Can't Keep Labidochromis Chismulae Alive


New member
I can't keep Labidochromis Chismulae alive in an otherwise healthy aquarium (specs below). This is after 3 attempts involving stock from 3 different suppliers over the past 9 months. Most recently, I had a colony of 10 clown labs consisting of 2 males and 8 females ranging in size from 1.75-2” when I purchased them. They appeared to acclimate quickly; there was very little conspecific aggression (the males had established territories on opposite sides of the tank), and at least one female became pregnant. But, as the case was with previous attempts, they flourished for 2 months and then, over the course of 1-2 weeks, one-by-one began to hide, refuse food, become lethargic (I’m not sure about the order in which these events occurred), and ultimately die inside or around pieces of holey rock. I removed the deceased fish within one day. I couldn’t tell whether any of the remaining clown labs ingested part of them beforehand. Now, 2 of the 5 clown labs I have left are exhibiting these same behaviors, one of which appears to be breathing quickly.

It does not appear that the clown labs have transmitted a condition of any kind to my other fish (list below). In fact, all of my other fish are thriving.

There are no obvious incompatibility issues. The clown labs were/are not being harassed by their tank mates. My fish are not behaving aggressively between or within groups … not even the fuellebornis.

If we rule out issues with (1) water quality (parameters below; everyone else in the tank is doing fine), (2) supplier/stock/size (I would be somewhat surprised if all three suppliers sent me clown labs with underlying disease; clown labs were added to similarly sized fish), and (3) stress or injury due to aggression (I have a peaceful tank as mbuna go; I stocked it in terms of numbers and ratios with that goal in mind), what does that leave? What am I doing wrong?

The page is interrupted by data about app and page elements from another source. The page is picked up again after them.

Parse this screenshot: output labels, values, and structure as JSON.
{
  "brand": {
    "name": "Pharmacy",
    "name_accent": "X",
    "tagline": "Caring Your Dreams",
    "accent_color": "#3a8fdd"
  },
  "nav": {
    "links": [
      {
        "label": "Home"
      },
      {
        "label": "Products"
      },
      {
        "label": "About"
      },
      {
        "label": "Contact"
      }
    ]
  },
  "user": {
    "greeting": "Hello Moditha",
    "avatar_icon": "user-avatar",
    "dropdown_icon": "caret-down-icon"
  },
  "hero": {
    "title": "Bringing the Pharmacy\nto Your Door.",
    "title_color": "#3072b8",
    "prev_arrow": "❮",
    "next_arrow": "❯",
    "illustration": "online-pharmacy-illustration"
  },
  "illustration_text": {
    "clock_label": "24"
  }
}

One thing that comes to mind is diet. My understanding is that clown labs are carnivores; they eat mollusks and insects in the wild, but their diet can be supplemented with vegetable based protein in the aquarium environment. So, I have been feeding Hikari cichlid gold medium pellets and small sinking pellets along with spirulina flake twice daily for approx. 1 minute each time. None of the clown labs that died showed signs of bloat. In fact, they appeared to shrink in size overall. I thought they might be starving, but then logic kicked in … we all know that underfeeding is rarely the problem. So, today, I bought some daphnia, mysis shrimp, and a coral feeder (long turkey baster). My plan is to custom feed the remaining clown labs and hope those who are healthy remain healthy, and that the ones who appear ill might rebound.

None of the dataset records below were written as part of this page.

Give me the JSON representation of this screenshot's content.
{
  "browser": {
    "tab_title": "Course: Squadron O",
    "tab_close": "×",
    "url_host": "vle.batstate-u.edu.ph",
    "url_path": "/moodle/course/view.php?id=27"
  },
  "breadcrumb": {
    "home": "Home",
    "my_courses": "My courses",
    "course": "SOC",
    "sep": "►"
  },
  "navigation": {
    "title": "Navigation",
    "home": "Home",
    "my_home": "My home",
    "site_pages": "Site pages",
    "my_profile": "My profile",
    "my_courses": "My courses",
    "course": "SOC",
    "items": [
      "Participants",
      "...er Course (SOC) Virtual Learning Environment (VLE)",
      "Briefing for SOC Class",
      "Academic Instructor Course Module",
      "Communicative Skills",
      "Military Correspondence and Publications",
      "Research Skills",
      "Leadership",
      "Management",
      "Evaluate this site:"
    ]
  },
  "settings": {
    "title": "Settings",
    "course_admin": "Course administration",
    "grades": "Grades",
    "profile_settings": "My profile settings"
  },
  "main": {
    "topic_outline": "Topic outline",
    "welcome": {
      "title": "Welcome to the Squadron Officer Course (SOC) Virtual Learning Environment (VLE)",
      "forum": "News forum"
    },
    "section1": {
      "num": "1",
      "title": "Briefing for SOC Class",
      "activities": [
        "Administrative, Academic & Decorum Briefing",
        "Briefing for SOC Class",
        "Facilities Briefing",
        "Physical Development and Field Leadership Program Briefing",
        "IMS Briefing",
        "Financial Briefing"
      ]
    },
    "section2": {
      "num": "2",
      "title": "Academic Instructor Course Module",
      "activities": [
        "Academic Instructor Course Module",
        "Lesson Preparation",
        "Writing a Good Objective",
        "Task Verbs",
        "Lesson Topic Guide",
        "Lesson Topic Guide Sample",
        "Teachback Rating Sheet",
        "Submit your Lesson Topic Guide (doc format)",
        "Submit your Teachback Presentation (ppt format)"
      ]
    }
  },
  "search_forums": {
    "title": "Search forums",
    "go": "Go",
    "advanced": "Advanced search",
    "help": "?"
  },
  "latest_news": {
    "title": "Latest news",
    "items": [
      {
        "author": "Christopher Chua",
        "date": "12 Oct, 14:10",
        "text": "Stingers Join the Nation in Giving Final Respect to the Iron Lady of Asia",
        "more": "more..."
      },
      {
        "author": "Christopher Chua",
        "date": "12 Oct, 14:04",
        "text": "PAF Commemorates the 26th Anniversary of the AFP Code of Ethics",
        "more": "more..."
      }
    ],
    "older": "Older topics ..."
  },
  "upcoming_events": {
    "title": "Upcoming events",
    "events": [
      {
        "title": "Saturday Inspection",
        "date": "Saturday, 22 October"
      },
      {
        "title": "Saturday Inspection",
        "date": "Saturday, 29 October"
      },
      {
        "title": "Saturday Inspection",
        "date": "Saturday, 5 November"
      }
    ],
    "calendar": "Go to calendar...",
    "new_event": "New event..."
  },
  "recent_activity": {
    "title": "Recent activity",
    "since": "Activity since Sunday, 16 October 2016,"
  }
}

After 18 years of keeping African cichlids, I still feel terrible about any fish that dies. I get it … at the first sign of trouble, remove fish to hospital tank and treat. I’m embarrassed to admit I didn’t do that. In this case, I suspect it wouldn’t necessarily provide a long term solution. I would very much appreciate any insights and suggestions. I have a real affinity for clown labs and want to keep them in my tank.

2 HOB filters and powerhead = 1,060 GPH, water changes of 15-20% every two weeks

Temp 78 F
pH 8.0
Ammonia 0
Nitrite 0
Nitrate <5ppm
KH 240
GH 180
(I use Rift Lake Buffer Recipe - Cichlid Salt)

6 Acei
6 OB Feulleborni
6 Rusties
6 Yellow labs
(Each group has 2 males and 4 females; mostly older juveniles who grew up together and were introduced at the same time mixed with a few adults)

OB Guy

That's very strange that only the Labidochromis Chismulae are dying. I wonder if it could possibly be the Cichlid salt causing problems with them. Or possibly some aggression going on during the night when the lights are out. I know their diet is less vegetarian than other Mbuna, although they will eat a standard Mbuna veggie diet, it should be supplemented with frozen foods like Mysis, Daphnia and Brine Shrimp. Do any of them that are still alive have any kind of spots or show any signs of being sick other than not eating? Welcome to Cichlidaholcs.


New member
Thanks so much for your reply and for having me in the group. I'm going to back off the salt and see if it helps. Maybe the clown labs are particularly sensitive to that. Also I'll see what I find at night. Both great ideas and suggestions. Everyone ate the daphnia and shrimp but the two clown labs that are of concern :-( No other signs except for hiding and not eating. Cheers